The agency’s plan is to hold open houses in approximately a dozen empty storefronts over the next few months. The first will be in a 3,000-square-foot space beneath the Chestnut Park apartment complex that has sat empty for years. “We will have food and entertainment, and hopefully it will result in a new tenant,” Courtemanche told BusinessWest.
Although real-estate brokers are welcome, the hope is that people who live and/or work downtown will attend the events and convey information about these sites to people they know who may want to open or expand a business. “The downtown consumers have a built-in bias as to what type of retailer they would like to see,” he said.
However, BID officials admit that a lot needs to be done before the area becomes a thriving neighborhood.
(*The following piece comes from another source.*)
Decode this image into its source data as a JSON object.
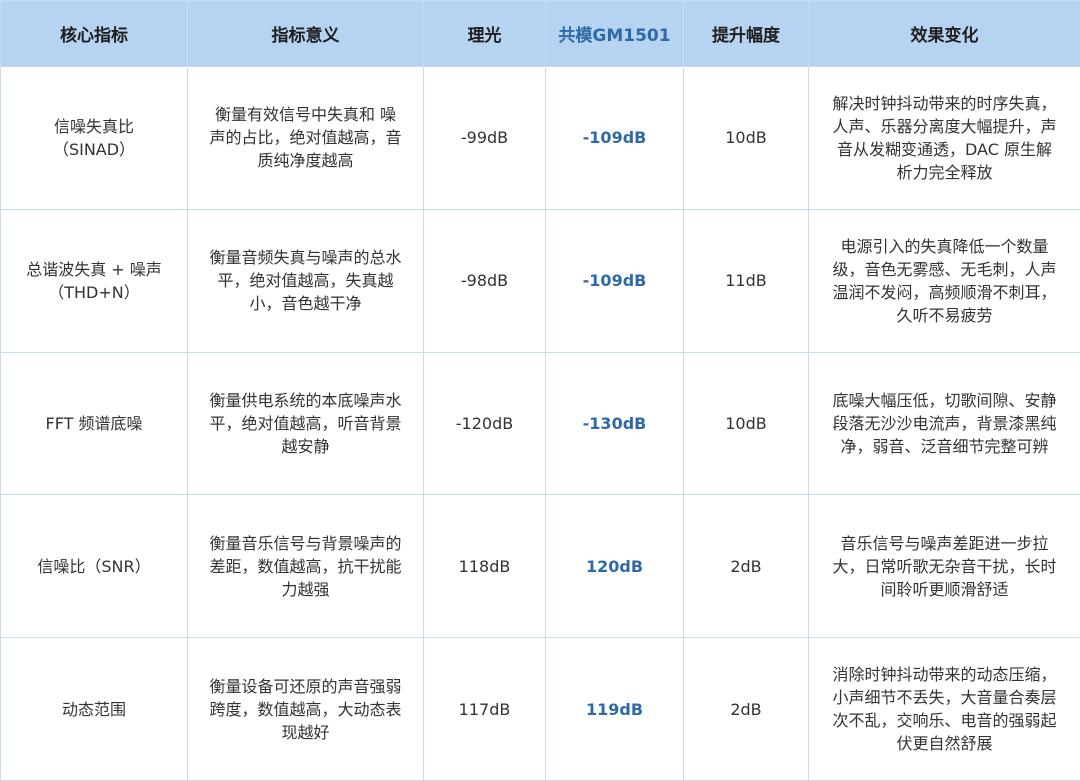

But they are steadily working toward that goal.
“We still have a lot of vacant space, but we are on the road to the day when we become an urban theme park, which is what successful cities do to attract entrepreneurs,” Plotkin said.
Courtemanche agrees, and says small things add up. “A rising tide floats all ships, and casino or not, the fact that the BID continues to make huge leaps during one of the worst economic climates in decades is telling,” he said. “Businesses are continuing to open, and the area continues to grow.”
Courtemanche said the BID is doing well. “There is certainly room for improvement, but we are holding our own and seeing growth in terms of more employees and more foot traffic. The biggest elephant in the room is where the casino will go, but once it lands, there is a lot of pent-up development that will take place,” he said. “The BID really is a special place.”
Plotkin agrees. “Every downtown has problems from time to time,” he said, “but if we can populate our area with an eclectic mix of diverse people and promote the restaurants and businesses, we will be able to bring about a renaissance here.”